Early this month I had the pleasure (?) of helping a friend of mine at his local powerlifting meet. Over the months he had squatted, benched and deadlifted with a remarkable intensity and focus. When the time came for the big day, I was honoured that he asked me to come along. Admittedly, I didn’t know what to expect.
Despite training for over a decade at this point, a time that has included powerlifting programmes, my knowledge of the sport was largely confined to big athletes lifting even bigger things. The powerlifting meet changed that. At least somewhat. Still big athletes and big things but now there were elastic singlets, knee wraps and in the warm up benching shirts. What I thought to be a simple sport (in theory, not in execution) was anything but.
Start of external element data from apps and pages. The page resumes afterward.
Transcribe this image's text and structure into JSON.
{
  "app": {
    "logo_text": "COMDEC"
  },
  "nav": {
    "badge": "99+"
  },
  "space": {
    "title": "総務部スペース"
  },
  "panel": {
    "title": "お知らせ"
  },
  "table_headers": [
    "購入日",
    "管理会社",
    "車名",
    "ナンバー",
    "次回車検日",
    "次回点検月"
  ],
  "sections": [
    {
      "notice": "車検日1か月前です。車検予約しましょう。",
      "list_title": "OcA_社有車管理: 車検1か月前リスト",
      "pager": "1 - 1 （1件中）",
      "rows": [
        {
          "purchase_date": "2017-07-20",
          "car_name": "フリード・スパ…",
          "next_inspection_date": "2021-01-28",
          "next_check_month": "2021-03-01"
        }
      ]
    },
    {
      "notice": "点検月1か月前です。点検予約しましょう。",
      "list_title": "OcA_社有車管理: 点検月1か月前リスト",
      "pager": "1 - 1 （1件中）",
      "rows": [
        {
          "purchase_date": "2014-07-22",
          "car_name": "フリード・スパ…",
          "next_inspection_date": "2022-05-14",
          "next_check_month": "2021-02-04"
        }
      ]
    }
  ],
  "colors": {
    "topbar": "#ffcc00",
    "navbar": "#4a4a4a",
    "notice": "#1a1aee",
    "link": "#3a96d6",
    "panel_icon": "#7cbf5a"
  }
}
Competitors discussed the relative merits of heel height in their lifting shoes, the importance of tight weightlifting belts and which squat suit provided the best bang for their buck. When the time came for my friend’s first squat, I had to peel him into, and then later, out of, his own squat suit. Moral of the story? Always ask what exactly is entailed when you agree to help someone!
In any case the experience rekindled my interest in the history of powerlifting, specifically all its bells and whistles. In today’s post, we’re going to discuss the emergence of weightlifting belts, shoes, squat suits and bench shirts to determine what emerged, when and why.
An ideal for Arnie and countless others, Reg Park was one of the biggest bodybuilding names of the mid-century. Known for his powerful physique and raw strength, it’s no surprise that even though the great man has passed away, many still follow his old workout routines to a tee.
Today’s post was generously given by a reader of the blog who stumbled across an article written by Park following the 1958 Mr. Universe. It details his training, supplementation and general state of mind leading up to the competition. I’m sure you’ll find it as interesting and informative as I did.
Now in the interests of accuracy, and my own laziness, the article will appear below just as it did in 1958…Enjoy!
An absolute goliath in the training world, Douglas Ivan Hepburn or Doug for short, was one of the most respected athletes of the mid-twentieth century. Winning gold medals at the 1953 World Weightlifting Championships, the 1954 British Empire Games and a series of other contests, Hepburn is perhaps best known for his incredible power. Indeed, the Canadian born strongman was the first individual to bench press 500 pounds and squat over 600 pounds with relative ease. A remarkable feat by anyone’s standards.
The following blogpost is based on Hepburn’s own interview with muscle writer Jim Murray in 1954 and details Hepburn’s training cycles in the lead up to his 1953 gold medal.